President Donald Trump flexed his kingmaker ability in Republican primaries across the country this year, deciding whether to sink or help candidates in a party that has increasingly cast itself in his image.
The president may soon realize his endorsements carry less weight in midterm election swing districts.
So far, Trump has supported few GOP candidates in the most competitive House districts that will determine which party controls the chamber after November’s elections. He picked up his endorsement pace in recent days with stops in battleground Minnesota, Kansas and Iowa districts, which he will follow with rallies in Pennsylvania, Ohio and Kentucky.
But early signs indicate Trump’s backing holds less sway in some of the more ideologically divided districts that Republicans need to win to keep the House. While Trump’s support should boost Republicans trying to unseat Senate Democrats in staunchly pro-Trump states, he may not help much in the battle for the House, where opposition to the president and his policies has defined many races.
Polling suggests Trump’s tweeted endorsement of candidates in two key GOP-held districts has failed to help. In western Pennsylvania’s 17th District, where incumbent GOP Rep. Keith Rothfus and Democratic Rep. Conor Lamb face off due to redistricting, the president’s support for the Republican has not moved the needle, according to a Monmouth University poll released Wednesday.
Only 11 percent of likely voters there say the endorsement makes them more likely to support Rothfus, while 28 percent say it makes them less likely and 61 percent say it has no effect. Still, just 33 percent of likely voters have heard about Trump’s endorsement.
“It’s probably good news for Rothfus that few voters are aware of Trump’s endorsement because it really doesn’t help him,” Patrick Murray, director of the Monmouth University Polling Institute, said in a statement. The poll showed a double-digit lead for Lamb in three different voter turnout models.
Trump also endorsed Jay Webber, a New Jersey state assemblyman competing with Democratic former prosecutor Mikie Sherrill to replace retiring GOP Rep. Rodney Frelinghuysen in the state’s 11th District. A Monmouth poll released Tuesday found a lead for Sherrill, but only 31 percent of likely voters said they heard about the president’s support for the Republican.
Regardless of whether they knew about Trump’s endorsement, only 15 percent said it would make them more likely to vote for Webber. Twenty-eight percent responded that it would make them less likely to back the Republican, while 56 percent said it would make no difference.
“It’s no surprise that Webber has not been trumpeting the president’s endorsement when you look at these poll numbers.

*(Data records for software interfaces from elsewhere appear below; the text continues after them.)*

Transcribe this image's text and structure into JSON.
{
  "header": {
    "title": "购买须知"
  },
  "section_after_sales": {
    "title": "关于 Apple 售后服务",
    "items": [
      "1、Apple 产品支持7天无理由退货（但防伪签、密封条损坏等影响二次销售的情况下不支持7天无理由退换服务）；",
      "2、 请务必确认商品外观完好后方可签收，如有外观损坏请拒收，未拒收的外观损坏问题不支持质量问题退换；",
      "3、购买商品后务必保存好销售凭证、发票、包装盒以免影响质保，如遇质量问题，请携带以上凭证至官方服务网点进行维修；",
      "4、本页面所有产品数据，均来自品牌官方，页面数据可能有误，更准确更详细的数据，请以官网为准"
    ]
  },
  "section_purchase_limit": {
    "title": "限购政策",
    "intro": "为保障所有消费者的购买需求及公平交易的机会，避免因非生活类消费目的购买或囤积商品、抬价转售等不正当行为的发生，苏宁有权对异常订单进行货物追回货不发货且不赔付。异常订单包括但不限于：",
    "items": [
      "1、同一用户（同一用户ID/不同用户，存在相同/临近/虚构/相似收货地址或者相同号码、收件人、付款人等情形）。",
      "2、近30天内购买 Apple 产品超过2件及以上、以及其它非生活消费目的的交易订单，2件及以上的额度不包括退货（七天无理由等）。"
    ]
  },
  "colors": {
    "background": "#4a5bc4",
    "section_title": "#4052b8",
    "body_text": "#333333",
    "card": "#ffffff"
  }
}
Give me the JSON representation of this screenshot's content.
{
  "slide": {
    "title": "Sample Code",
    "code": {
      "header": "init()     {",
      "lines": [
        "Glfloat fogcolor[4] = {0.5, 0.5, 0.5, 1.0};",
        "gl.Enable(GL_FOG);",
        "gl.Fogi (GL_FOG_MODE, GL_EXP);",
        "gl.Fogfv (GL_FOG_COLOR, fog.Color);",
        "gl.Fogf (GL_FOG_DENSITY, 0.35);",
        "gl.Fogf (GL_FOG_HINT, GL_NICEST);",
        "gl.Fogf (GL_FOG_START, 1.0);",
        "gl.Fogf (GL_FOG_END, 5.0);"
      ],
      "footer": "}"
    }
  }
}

Trump does not really help even though this is a Republican district,” Murray said in a statement along with that poll release.
Both districts have a slight Republican lean. The Pennsylvania and New Jersey seats rate as “R+3” seats, according to Cook Political Report’s Partisan Voter Index. It measures how districts vote relative to the nation as a whole in recent presidential elections.
Monmouth has not yet polled voters about a Trump endorsement in other swing districts, and CNBC could not find House surveys that asked a similar question.
Trump only recently started backing more candidates in races considered highly competitive, including Republican Jim Hagedorn in Minnesota’s Democratic-held 1st District and GOP Rep. David Young in Iowa’s 3rd District. Nonpartisan forecasters consider both contests toss-ups. The Minnesota and Iowa seats have PVI ratings of “R+5” and “R+1,” respectively.
Of course, polls in two districts do not capture how Trump’s endorsements will influence other races in distinct areas. But they suggest that Trump may have some tough decisions to make about whom to endorse and hold rallies for as he heads out on an arduous campaign schedule in the month before the elections.
The composition of the House has big stakes for him, as Democratic control could make it harder for him to pass his priorities and lead to congressional investigations of his administration.
The White House, for its part, thinks Republicans need to tie themselves more closely to Trump if they want to hold a House majority, according to The New York Times. A White House spokeswoman did not immediately respond to a request to comment on whether the administration thinks Trump could hurt some Republican House candidates.
In addition, nothing indicates Trump’s endorsement of Senate or House candidates in areas he won overwhelmingly hurts them. The president’s support appears particularly important in states such as Missouri, Indiana, North Dakota and West Virginia, which he carried by roughly 20 points or more as he won the presidency.
Vulnerable Democratic Senate incumbents in those states such as Heidi Heitkamp of North Dakota and Joe Donnelly of Indiana have touted their efforts to work with Trump as they try to hold their seats. Recent polls have largely showed Heitkamp trailing GOP Rep. Kevin Cramer, while Donnelly has a slight lead over Republican former state lawmaker Mike Braun.